Why is it so hard to say no?
Throughout my life, I’ve struggled immensely with assertiveness. Or lack thereof. From being bullied, to standing up for my faith, to turning down friends and family when they ‘need’ me, I’ve always struggled with that one two-letter word: NO.
It’s such a powerful word, and it can bring so much freedom to our lives, but only if we know how to use it.
Back in the day, I struggled with assertiveness so much so that I actually signed myself up for a community college course on Assertiveness Training. I took one look at the workbook and realized I could handle my assertiveness issues myself. I just needed to say no and stand up for myself when situations arose.
That plan lasted no more than thirty seconds. Saying no was hard. Turning down people who are asking for your help or your time or your resources was more difficult than just saying yes and dealing with the burnout. Or so it seemed.
I finally got so fed up with trying to become more assertive on my own that I just settled on praying for assertiveness, thinking (wishfully) that I would wake up one morning and be more assertive. That I would be able to say no, that I would be able to stand up, speak my voice, and assert my position in this world.
I was wrong.
Instead of happening overnight, instead of assertiveness – and the ability to say no – being developed in me while I slept, it took years.
Assertiveness – like a muscle – takes time and takes practice. We can’t just expect to say no every time we want to. We have to understand why we’re saying no, and we have to be okay with the consequences of saying no.
We Say No For Ourselves. Sometimes, we don’t have time. Sometimes, we don’t have energy. Sometimes, we don’t have resources. When others ask of these things when we barely have enough for ourselves, we must learn to say no. You can’t eat two pies when there is only one in front of you. Do not let others take what isn’t there – or barely there – to begin with.
We Say No For The Ones We Love. Sometimes, people ask of us when in fact, we’re supposed to be giving ourselves to others, such as our spouse or children. Giving away what little we have of our time, money, or presence to others before those closest to us can hurt those we love, because we are neglecting our own healthy obligations to them.
We Say No Because We Can. Sometimes, we should exercise saying no simply because we can. There are times I just don’t want to do something that someone requests of me. There are times I have the time but not the desire. There are times I would rather just be doing something else. And those are okay reasons for saying no, because it’s our right to say no. This isn’t out of spite, mind you, but out of freedom.
Of course, as with all things, there are consequences to saying no, and they can vary. Sometimes we miss out on opportunities, sometimes we miss out on something we would have enjoyed participating in. We must weigh each situation and do what is best for us and for those we love.

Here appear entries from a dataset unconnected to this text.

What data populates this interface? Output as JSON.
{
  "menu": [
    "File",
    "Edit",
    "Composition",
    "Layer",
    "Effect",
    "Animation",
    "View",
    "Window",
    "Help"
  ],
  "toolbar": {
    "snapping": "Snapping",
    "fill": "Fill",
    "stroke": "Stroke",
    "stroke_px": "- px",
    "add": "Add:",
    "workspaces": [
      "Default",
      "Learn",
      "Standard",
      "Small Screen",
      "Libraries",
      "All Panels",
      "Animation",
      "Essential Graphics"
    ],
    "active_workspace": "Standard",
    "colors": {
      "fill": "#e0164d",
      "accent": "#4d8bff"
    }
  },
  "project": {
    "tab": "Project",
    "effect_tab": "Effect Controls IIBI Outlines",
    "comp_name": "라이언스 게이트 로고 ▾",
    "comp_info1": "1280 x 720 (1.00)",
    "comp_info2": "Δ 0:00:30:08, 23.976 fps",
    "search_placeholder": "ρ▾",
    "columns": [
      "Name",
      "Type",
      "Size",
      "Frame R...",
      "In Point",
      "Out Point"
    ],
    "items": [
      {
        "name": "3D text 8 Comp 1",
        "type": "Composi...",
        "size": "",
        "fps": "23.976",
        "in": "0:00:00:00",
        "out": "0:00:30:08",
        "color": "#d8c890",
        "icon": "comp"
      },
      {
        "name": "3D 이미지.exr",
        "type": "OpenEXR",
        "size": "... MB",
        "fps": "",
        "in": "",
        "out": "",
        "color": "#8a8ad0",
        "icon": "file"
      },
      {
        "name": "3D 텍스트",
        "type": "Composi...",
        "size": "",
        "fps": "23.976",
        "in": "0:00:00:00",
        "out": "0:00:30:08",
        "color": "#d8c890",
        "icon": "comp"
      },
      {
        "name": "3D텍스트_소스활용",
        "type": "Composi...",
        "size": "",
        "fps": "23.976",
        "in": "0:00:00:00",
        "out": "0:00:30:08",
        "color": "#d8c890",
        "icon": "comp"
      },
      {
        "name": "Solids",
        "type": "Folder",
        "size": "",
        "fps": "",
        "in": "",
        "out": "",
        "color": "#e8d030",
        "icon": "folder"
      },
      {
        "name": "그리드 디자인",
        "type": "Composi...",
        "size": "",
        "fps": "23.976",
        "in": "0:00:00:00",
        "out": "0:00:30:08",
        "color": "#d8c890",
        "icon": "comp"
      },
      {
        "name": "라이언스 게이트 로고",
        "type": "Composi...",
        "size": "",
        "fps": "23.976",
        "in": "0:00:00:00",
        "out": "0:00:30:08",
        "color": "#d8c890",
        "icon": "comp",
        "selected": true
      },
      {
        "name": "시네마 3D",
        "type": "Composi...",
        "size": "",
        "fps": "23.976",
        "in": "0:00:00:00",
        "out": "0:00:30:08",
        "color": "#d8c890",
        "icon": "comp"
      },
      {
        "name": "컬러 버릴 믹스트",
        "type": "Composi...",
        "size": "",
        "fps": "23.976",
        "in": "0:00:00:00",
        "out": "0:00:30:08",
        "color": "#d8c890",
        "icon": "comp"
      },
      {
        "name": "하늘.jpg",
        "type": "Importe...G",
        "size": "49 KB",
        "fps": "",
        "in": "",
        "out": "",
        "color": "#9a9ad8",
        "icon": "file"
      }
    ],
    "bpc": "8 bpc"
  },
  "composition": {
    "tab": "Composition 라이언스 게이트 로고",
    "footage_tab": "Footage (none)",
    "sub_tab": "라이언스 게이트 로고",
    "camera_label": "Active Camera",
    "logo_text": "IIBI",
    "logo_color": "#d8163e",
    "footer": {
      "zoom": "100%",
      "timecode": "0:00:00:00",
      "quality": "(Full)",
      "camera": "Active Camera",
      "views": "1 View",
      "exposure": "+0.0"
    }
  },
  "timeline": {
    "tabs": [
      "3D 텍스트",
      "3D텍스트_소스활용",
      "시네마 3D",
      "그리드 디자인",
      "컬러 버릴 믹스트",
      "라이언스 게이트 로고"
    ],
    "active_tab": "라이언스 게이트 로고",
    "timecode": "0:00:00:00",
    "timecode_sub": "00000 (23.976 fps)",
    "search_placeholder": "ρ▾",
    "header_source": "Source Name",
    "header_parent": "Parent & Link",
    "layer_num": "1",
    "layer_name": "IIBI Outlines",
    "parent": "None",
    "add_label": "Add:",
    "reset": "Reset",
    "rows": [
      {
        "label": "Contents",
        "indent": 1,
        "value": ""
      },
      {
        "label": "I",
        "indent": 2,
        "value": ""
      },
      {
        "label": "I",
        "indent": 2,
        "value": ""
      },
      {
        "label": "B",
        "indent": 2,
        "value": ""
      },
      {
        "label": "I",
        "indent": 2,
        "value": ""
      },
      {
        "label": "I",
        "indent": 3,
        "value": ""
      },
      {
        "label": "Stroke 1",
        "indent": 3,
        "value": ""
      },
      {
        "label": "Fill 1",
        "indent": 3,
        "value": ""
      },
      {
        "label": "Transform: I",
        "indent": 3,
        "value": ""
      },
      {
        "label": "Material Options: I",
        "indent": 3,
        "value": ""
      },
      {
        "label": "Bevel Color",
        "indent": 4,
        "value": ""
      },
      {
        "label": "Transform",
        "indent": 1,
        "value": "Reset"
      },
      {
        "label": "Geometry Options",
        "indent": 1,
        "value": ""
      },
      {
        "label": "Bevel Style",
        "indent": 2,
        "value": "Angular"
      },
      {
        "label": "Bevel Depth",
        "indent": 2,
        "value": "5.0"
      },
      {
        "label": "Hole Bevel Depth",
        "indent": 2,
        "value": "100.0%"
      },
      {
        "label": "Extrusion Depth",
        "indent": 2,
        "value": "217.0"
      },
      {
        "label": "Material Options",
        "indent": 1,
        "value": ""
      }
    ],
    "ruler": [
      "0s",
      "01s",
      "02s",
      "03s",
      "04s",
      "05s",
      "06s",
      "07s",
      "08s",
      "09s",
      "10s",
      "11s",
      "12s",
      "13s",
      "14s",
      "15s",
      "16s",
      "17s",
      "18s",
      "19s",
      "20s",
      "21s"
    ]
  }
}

This isn’t at all to say that we should always say no when those close to us (or maybe not close to us) are in desperate need, but there needs to be balance between our health, our priorities, and our service to others.
Do you struggle with saying no, or being assertive on any level? I’d love to hear of your struggles.